_WHAT YOU NEED TO DO_
For the entries that follow, state how many lines include the word "message", giving the number and nothing else.

_AVAILABLE DATA_
┌──
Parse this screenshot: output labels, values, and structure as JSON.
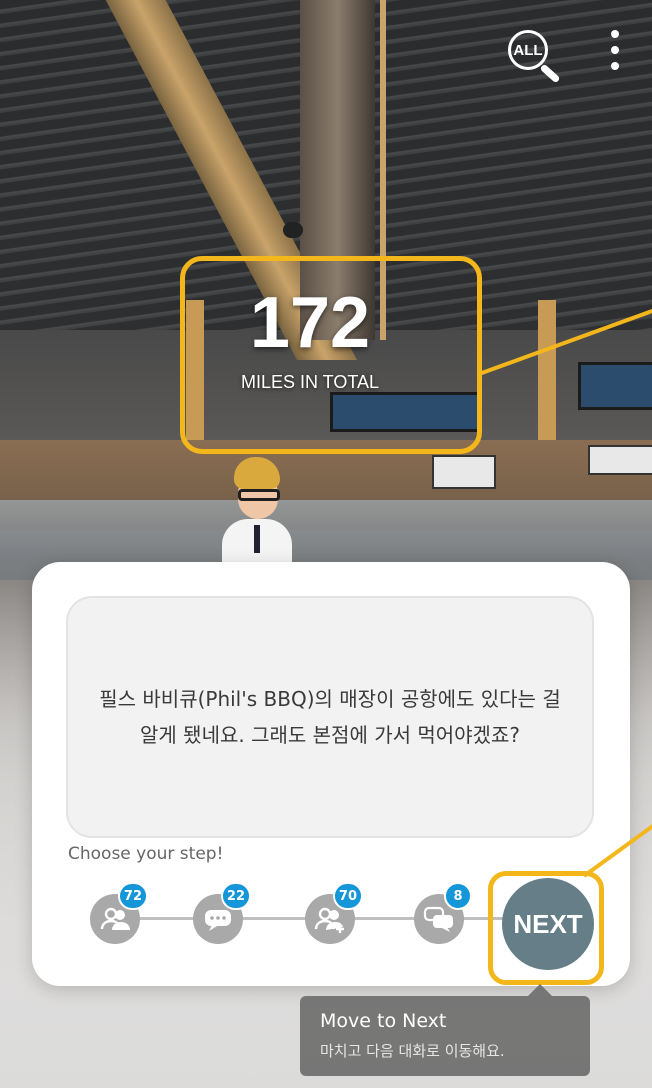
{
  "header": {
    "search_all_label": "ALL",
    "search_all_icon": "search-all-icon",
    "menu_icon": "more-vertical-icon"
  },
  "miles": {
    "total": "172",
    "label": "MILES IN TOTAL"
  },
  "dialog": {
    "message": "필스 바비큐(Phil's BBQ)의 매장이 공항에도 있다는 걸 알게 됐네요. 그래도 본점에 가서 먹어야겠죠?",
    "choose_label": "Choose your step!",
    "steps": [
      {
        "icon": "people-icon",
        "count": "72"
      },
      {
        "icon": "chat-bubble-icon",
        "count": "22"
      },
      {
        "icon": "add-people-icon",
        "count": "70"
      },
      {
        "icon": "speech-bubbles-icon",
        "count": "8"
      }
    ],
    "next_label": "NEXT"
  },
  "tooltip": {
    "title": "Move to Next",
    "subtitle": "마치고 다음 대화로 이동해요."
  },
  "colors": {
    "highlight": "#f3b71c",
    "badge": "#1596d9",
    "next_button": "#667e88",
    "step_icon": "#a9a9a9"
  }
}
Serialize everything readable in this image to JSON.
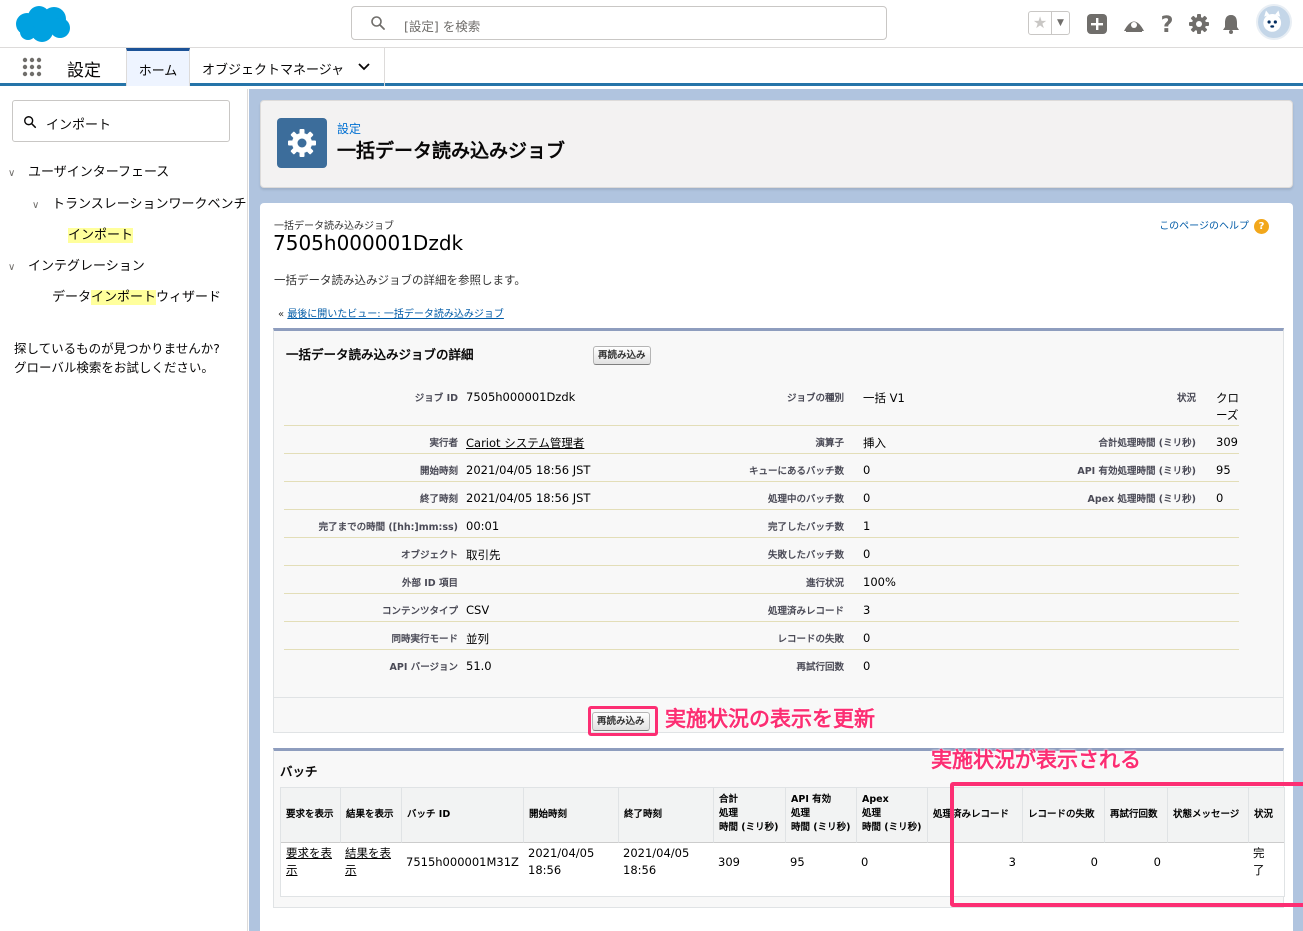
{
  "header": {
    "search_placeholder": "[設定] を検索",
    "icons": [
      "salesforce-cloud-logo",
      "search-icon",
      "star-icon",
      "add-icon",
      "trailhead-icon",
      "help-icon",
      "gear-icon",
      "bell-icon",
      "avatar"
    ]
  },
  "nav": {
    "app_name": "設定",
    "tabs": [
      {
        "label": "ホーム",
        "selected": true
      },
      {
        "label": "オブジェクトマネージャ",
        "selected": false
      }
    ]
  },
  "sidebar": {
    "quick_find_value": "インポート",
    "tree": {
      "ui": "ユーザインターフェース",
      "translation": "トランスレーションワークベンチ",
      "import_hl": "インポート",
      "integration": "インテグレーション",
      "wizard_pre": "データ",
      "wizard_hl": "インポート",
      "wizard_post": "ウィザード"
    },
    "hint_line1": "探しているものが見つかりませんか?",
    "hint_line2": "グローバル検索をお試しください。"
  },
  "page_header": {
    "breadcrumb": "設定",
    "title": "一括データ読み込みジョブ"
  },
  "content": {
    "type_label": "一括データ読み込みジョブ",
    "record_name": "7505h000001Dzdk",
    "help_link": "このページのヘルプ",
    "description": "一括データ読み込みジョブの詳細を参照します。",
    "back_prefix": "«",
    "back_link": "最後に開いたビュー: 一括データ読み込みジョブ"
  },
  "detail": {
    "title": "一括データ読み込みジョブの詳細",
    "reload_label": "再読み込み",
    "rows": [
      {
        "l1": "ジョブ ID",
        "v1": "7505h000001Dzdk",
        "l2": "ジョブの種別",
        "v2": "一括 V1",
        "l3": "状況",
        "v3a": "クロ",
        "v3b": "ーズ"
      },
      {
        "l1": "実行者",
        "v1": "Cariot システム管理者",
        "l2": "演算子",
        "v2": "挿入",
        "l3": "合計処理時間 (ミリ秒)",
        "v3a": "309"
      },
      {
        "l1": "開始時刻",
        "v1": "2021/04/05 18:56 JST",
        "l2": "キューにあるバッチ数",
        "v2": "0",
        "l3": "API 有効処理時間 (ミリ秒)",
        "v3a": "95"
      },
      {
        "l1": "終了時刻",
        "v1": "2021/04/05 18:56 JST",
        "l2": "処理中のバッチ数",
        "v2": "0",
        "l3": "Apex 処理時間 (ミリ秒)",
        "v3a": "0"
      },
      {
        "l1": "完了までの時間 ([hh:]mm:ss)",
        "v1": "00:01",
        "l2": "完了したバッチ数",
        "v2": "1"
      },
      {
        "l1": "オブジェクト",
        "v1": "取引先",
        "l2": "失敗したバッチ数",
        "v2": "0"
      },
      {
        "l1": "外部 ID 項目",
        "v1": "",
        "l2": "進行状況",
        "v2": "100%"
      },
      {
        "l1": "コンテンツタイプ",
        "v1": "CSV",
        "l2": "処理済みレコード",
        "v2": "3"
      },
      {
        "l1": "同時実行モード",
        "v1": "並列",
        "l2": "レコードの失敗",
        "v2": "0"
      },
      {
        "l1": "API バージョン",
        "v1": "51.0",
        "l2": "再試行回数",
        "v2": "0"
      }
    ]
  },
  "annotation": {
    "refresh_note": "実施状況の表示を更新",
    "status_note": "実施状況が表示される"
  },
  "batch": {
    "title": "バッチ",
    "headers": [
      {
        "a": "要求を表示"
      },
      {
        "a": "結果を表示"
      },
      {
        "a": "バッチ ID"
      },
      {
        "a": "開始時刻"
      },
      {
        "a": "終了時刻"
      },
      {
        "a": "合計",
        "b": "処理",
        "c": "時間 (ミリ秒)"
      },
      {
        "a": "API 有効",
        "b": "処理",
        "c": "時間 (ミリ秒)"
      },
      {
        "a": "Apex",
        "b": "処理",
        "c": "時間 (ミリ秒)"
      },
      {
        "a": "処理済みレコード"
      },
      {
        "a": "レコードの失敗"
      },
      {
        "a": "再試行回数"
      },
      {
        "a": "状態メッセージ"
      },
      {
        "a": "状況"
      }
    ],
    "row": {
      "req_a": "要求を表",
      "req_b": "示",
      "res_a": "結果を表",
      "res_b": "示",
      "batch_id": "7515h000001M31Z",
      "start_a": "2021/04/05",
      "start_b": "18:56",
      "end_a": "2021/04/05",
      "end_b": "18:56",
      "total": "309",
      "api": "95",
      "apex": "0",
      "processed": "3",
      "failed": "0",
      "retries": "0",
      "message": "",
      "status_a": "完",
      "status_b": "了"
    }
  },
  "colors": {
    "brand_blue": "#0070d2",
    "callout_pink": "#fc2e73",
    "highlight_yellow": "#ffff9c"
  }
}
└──
_ANSWER_
2